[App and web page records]
[Start of section]

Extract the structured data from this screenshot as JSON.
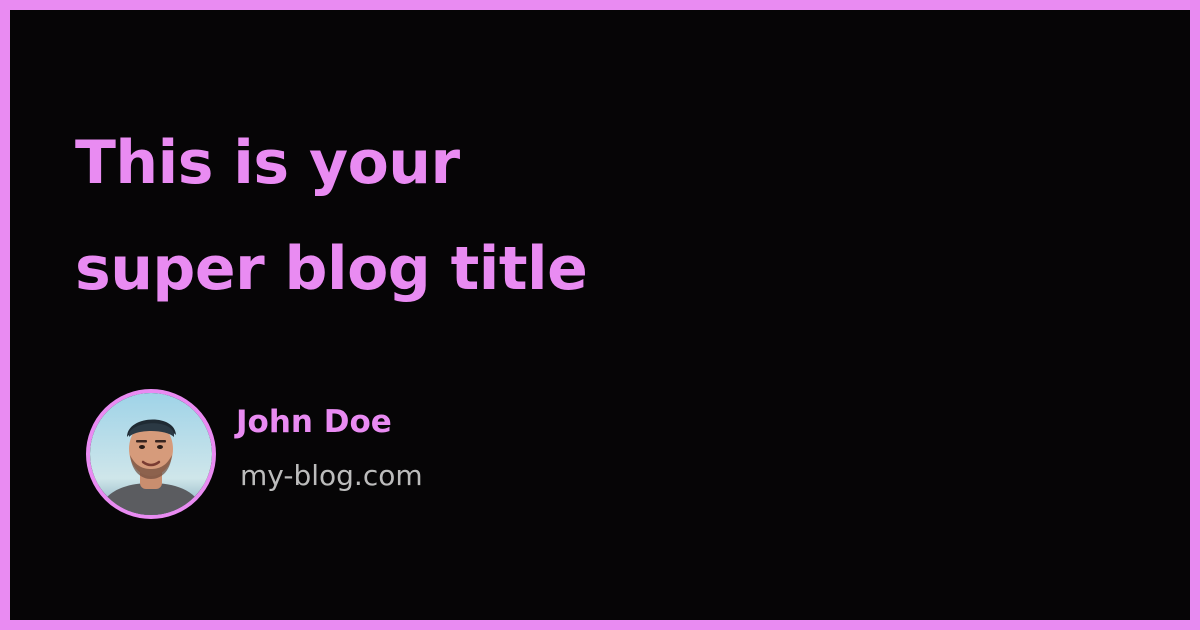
{
  "title_lines": [
    "This is your",
    "super blog title"
  ],
  "author": {
    "name": "John Doe",
    "site": "my-blog.com"
  },
  "colors": {
    "accent": "#e98bf2",
    "background": "#060506",
    "muted_text": "#bcbcbc"
  }
}
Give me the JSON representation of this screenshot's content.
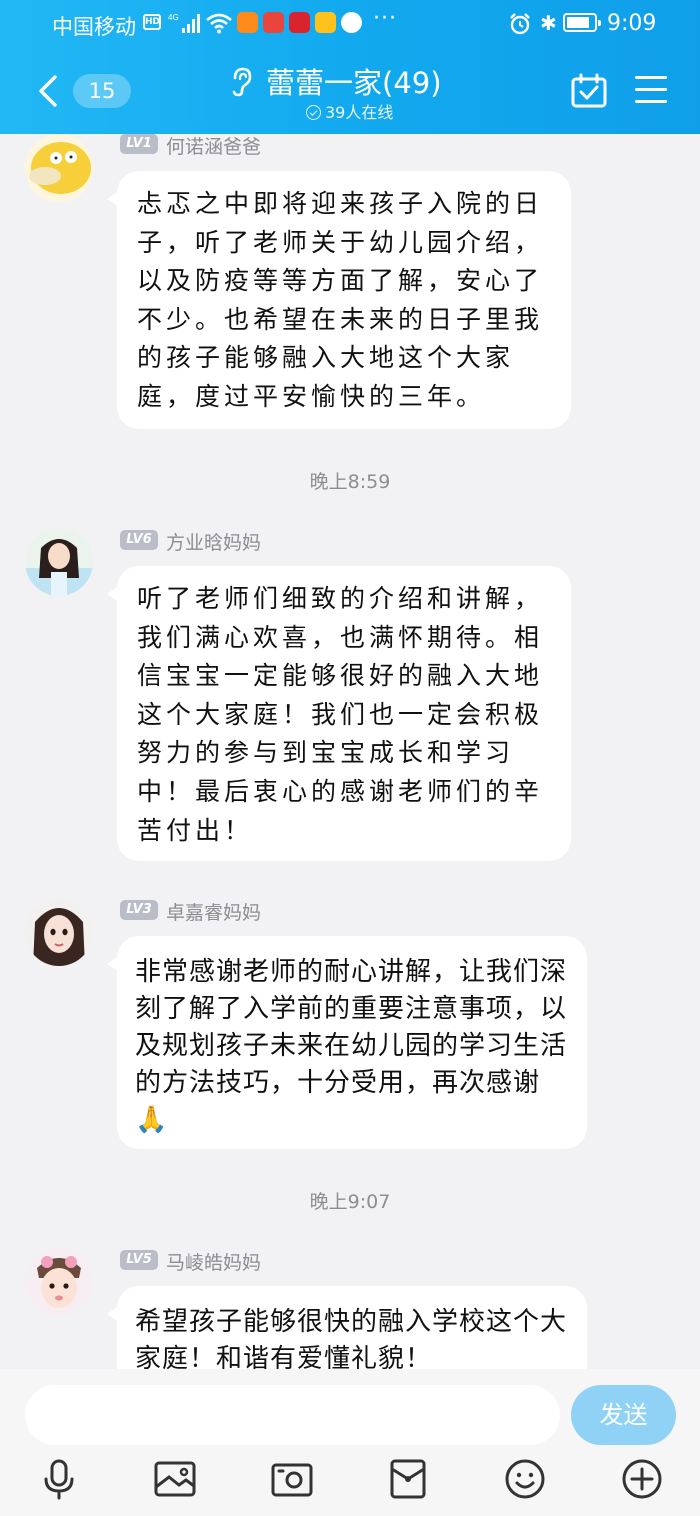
{
  "status_bar": {
    "carrier": "中国移动",
    "network": "4G",
    "time": "9:09"
  },
  "header": {
    "unread": "15",
    "title": "蕾蕾一家(49)",
    "online": "39人在线"
  },
  "messages": [
    {
      "level": "LV1",
      "sender": "何诺涵爸爸",
      "text": "忐忑之中即将迎来孩子入院的日子，听了老师关于幼儿园介绍，以及防疫等等方面了解，安心了不少。也希望在未来的日子里我的孩子能够融入大地这个大家庭，度过平安愉快的三年。"
    },
    {
      "time": "晚上8:59"
    },
    {
      "level": "LV6",
      "sender": "方业晗妈妈",
      "text": "听了老师们细致的介绍和讲解，我们满心欢喜，也满怀期待。相信宝宝一定能够很好的融入大地这个大家庭！我们也一定会积极努力的参与到宝宝成长和学习中！最后衷心的感谢老师们的辛苦付出！"
    },
    {
      "level": "LV3",
      "sender": "卓嘉睿妈妈",
      "text": "非常感谢老师的耐心讲解，让我们深刻了解了入学前的重要注意事项，以及规划孩子未来在幼儿园的学习生活的方法技巧，十分受用，再次感谢🙏"
    },
    {
      "time": "晚上9:07"
    },
    {
      "level": "LV5",
      "sender": "马崚皓妈妈",
      "text": "希望孩子能够很快的融入学校这个大家庭！和谐有爱懂礼貌！"
    }
  ],
  "input": {
    "send_label": "发送"
  },
  "toolbar": [
    "mic-icon",
    "image-icon",
    "camera-icon",
    "red-packet-icon",
    "emoji-icon",
    "plus-icon"
  ]
}
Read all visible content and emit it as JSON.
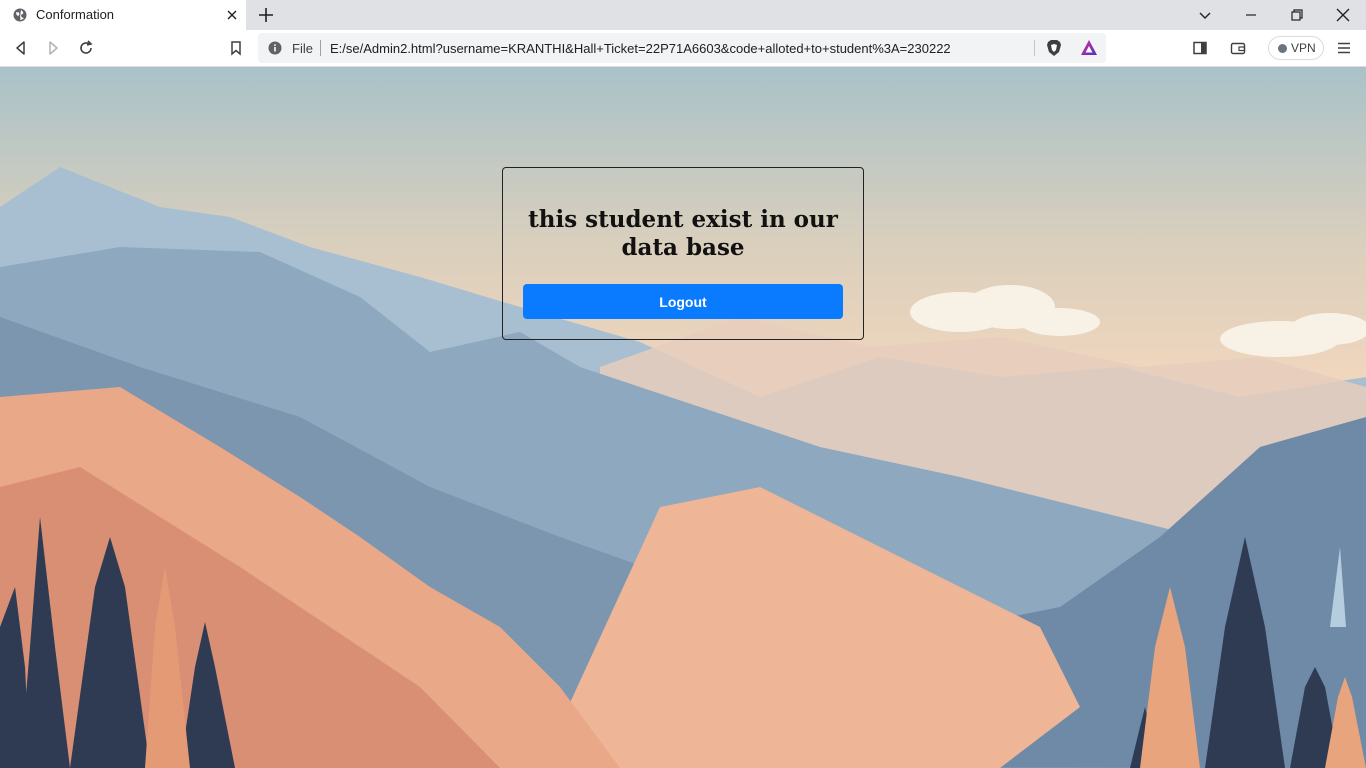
{
  "browser": {
    "tab": {
      "title": "Conformation",
      "favicon": "globe-icon"
    },
    "url_scheme": "File",
    "url": "E:/se/Admin2.html?username=KRANTHI&Hall+Ticket=22P71A6603&code+alloted+to+student%3A=230222",
    "vpn_label": "VPN",
    "icons": [
      "back-icon",
      "forward-icon",
      "reload-icon",
      "bookmark-icon",
      "info-icon",
      "brave-shield-icon",
      "brave-rewards-icon",
      "sidebar-icon",
      "wallet-icon",
      "menu-icon",
      "tab-search-icon",
      "minimize-icon",
      "restore-icon",
      "close-window-icon",
      "new-tab-icon",
      "close-tab-icon"
    ]
  },
  "page": {
    "message": "this student exist in our data base",
    "logout_label": "Logout",
    "colors": {
      "button": "#0a7bff",
      "border": "#222222"
    }
  }
}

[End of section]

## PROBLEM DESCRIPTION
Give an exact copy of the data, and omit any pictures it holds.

## WRITTEN RESPONSE
Extract the structured data from this screenshot as JSON.
{
  "title_lines": [
    "This is your",
    "super blog title"
  ],
  "author": {
    "name": "John Doe",
    "site": "my-blog.com"
  },
  "colors": {
    "accent": "#e98bf2",
    "background": "#060506",
    "muted_text": "#bcbcbc"
  }
}
Give me the JSON representation of this screenshot's content.
{
  "status_bar": {
    "carrier": "中国移动",
    "network": "4G",
    "time": "9:09"
  },
  "header": {
    "unread": "15",
    "title": "蕾蕾一家(49)",
    "online": "39人在线"
  },
  "messages": [
    {
      "level": "LV1",
      "sender": "何诺涵爸爸",
      "text": "忐忑之中即将迎来孩子入院的日子，听了老师关于幼儿园介绍，以及防疫等等方面了解，安心了不少。也希望在未来的日子里我的孩子能够融入大地这个大家庭，度过平安愉快的三年。"
    },
    {
      "time": "晚上8:59"
    },
    {
      "level": "LV6",
      "sender": "方业晗妈妈",
      "text": "听了老师们细致的介绍和讲解，我们满心欢喜，也满怀期待。相信宝宝一定能够很好的融入大地这个大家庭！我们也一定会积极努力的参与到宝宝成长和学习中！最后衷心的感谢老师们的辛苦付出！"
    },
    {
      "level": "LV3",
      "sender": "卓嘉睿妈妈",
      "text": "非常感谢老师的耐心讲解，让我们深刻了解了入学前的重要注意事项，以及规划孩子未来在幼儿园的学习生活的方法技巧，十分受用，再次感谢🙏"
    },
    {
      "time": "晚上9:07"
    },
    {
      "level": "LV5",
      "sender": "马崚皓妈妈",
      "text": "希望孩子能够很快的融入学校这个大家庭！和谐有爱懂礼貌！"
    }
  ],
  "input": {
    "send_label": "发送"
  },
  "toolbar": [
    "mic-icon",
    "image-icon",
    "camera-icon",
    "red-packet-icon",
    "emoji-icon",
    "plus-icon"
  ]
}
Read all visible content and emit it as JSON.
{
  "browser": {
    "tab": {
      "title": "Conformation",
      "favicon": "globe-icon"
    },
    "url_scheme": "File",
    "url": "E:/se/Admin2.html?username=KRANTHI&Hall+Ticket=22P71A6603&code+alloted+to+student%3A=230222",
    "vpn_label": "VPN",
    "icons": [
      "back-icon",
      "forward-icon",
      "reload-icon",
      "bookmark-icon",
      "info-icon",
      "brave-shield-icon",
      "brave-rewards-icon",
      "sidebar-icon",
      "wallet-icon",
      "menu-icon",
      "tab-search-icon",
      "minimize-icon",
      "restore-icon",
      "close-window-icon",
      "new-tab-icon",
      "close-tab-icon"
    ]
  },
  "page": {
    "message": "this student exist in our data base",
    "logout_label": "Logout",
    "colors": {
      "button": "#0a7bff",
      "border": "#222222"
    }
  }
}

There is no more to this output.